* **What the exercise asks**:
Show all lines of the listing that contain the word "SOFR".

[Information given — start]

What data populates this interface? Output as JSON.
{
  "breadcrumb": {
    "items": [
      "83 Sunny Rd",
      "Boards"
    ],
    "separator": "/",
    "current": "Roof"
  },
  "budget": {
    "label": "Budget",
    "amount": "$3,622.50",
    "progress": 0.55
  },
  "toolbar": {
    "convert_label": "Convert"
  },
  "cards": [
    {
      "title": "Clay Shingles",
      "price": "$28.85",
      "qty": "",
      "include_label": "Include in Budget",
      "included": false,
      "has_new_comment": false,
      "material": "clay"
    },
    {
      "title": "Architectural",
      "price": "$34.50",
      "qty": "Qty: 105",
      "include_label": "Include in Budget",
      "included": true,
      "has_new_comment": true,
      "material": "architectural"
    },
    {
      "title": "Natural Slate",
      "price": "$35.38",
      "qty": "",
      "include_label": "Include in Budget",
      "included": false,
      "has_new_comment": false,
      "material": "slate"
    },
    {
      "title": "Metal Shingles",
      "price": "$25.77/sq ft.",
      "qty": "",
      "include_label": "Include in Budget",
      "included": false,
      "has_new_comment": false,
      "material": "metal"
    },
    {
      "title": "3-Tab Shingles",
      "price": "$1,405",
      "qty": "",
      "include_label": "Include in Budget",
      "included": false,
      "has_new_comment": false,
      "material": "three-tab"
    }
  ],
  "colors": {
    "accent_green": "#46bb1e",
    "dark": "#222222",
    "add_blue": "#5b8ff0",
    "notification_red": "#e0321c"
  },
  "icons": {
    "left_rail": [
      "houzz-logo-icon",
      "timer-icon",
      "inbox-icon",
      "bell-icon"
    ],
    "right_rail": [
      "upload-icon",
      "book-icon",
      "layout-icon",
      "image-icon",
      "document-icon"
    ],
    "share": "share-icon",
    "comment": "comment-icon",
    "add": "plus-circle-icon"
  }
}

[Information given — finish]
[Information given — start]

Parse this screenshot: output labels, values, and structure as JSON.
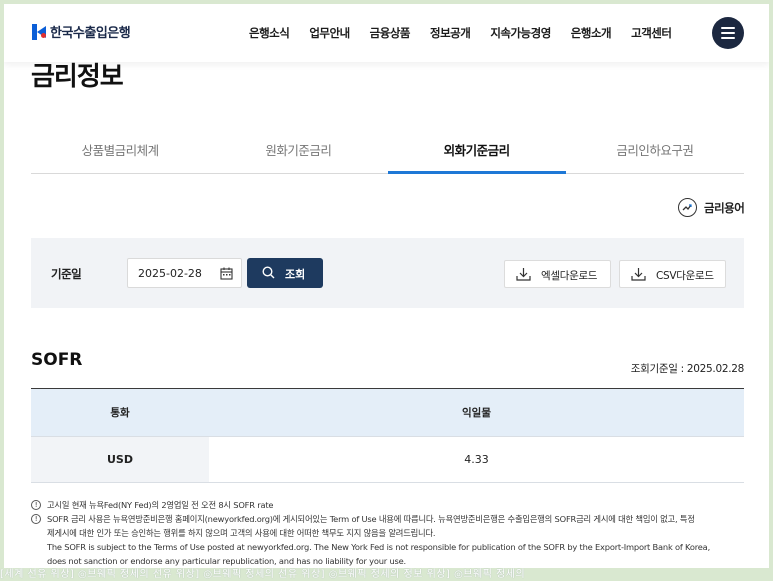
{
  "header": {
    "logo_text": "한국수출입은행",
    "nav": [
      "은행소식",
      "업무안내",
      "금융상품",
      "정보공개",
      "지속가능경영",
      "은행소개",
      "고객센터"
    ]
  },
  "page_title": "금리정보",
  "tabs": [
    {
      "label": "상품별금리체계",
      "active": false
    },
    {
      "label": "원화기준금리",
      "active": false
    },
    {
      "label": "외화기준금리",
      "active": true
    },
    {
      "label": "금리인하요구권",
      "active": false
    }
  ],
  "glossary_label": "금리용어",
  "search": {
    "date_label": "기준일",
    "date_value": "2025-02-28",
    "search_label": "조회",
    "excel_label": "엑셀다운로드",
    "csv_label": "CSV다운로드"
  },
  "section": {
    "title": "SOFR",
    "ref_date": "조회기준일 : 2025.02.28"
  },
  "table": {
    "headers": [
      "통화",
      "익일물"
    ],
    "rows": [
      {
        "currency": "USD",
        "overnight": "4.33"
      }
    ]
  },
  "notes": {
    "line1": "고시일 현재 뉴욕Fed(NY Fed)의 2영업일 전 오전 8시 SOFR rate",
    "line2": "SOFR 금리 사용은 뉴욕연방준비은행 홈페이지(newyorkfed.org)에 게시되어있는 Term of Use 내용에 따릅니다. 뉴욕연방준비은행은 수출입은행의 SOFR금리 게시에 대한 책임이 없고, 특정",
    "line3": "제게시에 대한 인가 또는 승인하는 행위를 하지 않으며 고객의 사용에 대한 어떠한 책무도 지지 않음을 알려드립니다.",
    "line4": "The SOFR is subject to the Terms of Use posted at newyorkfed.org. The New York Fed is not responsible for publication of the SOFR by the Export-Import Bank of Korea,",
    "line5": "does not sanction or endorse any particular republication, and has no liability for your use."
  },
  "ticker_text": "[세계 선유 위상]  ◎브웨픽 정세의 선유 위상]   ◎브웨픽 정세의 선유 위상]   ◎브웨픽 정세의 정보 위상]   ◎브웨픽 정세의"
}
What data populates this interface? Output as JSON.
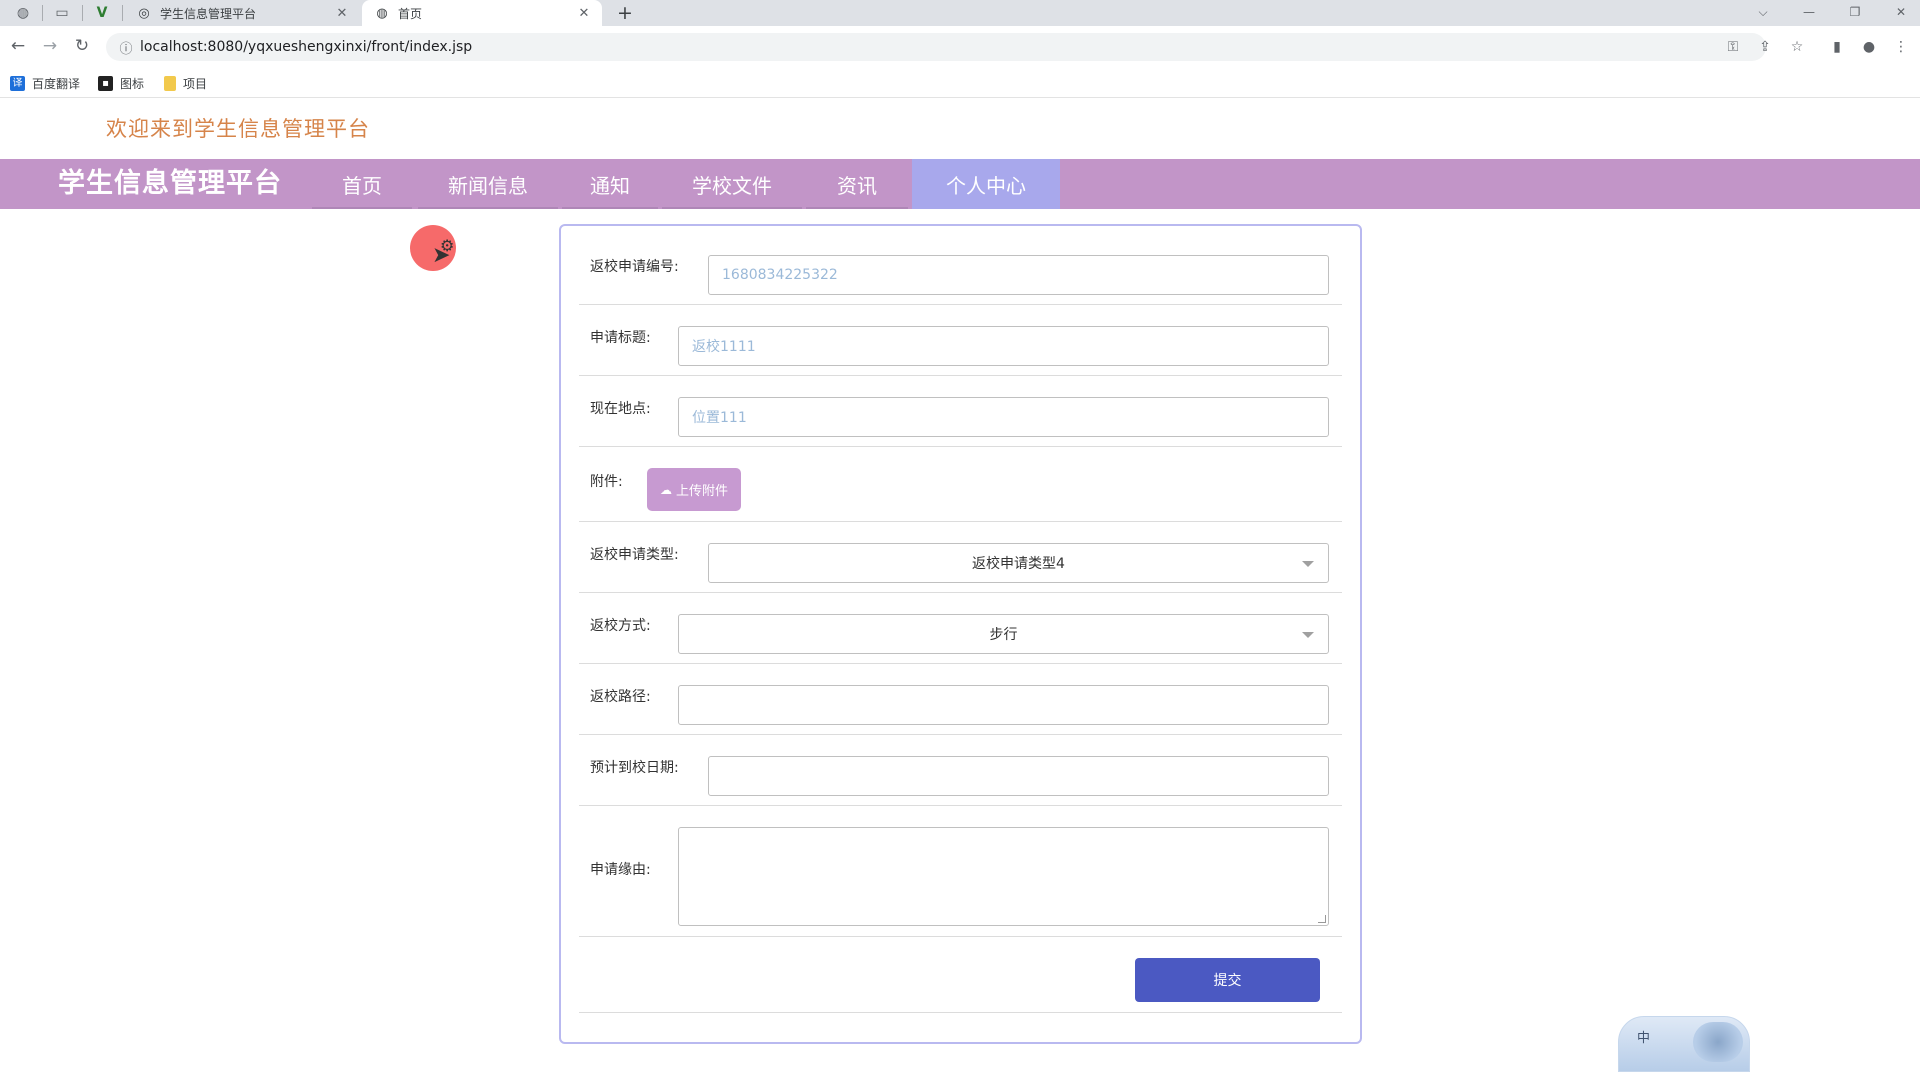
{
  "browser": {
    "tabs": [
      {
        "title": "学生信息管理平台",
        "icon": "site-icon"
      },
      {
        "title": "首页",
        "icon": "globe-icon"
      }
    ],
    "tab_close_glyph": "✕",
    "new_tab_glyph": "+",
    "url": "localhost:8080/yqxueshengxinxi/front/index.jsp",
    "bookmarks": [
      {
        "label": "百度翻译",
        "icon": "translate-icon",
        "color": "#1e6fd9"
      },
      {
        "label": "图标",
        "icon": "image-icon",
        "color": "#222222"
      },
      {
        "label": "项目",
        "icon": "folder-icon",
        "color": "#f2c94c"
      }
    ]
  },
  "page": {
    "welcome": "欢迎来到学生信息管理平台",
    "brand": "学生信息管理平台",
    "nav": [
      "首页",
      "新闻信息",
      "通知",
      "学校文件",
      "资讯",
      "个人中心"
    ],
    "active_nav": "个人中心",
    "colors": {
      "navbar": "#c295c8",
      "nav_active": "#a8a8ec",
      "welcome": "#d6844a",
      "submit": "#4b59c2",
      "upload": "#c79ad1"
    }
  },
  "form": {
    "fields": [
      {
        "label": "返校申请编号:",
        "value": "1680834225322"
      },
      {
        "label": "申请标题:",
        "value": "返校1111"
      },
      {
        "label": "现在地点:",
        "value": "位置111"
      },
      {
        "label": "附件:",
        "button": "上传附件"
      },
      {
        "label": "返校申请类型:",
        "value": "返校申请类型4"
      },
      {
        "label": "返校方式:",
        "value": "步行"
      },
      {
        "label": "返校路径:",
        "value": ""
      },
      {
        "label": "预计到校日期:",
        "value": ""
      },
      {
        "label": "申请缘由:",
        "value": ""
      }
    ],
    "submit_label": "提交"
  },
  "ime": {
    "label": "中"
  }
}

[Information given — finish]

* **Completed exercise**:
    "title": "SOFR",
    "line1": "고시일 현재 뉴욕Fed(NY Fed)의 2영업일 전 오전 8시 SOFR rate",
    "line2": "SOFR 금리 사용은 뉴욕연방준비은행 홈페이지(newyorkfed.org)에 게시되어있는 Term of Use 내용에 따릅니다. 뉴욕연방준비은행은 수출입은행의 SOFR금리 게시에 대한 책임이 없고, 특정",
    "line4": "The SOFR is subject to the Terms of Use posted at newyorkfed.org. The New York Fed is not responsible for publication of the SOFR by the Export-Import Bank of Korea,",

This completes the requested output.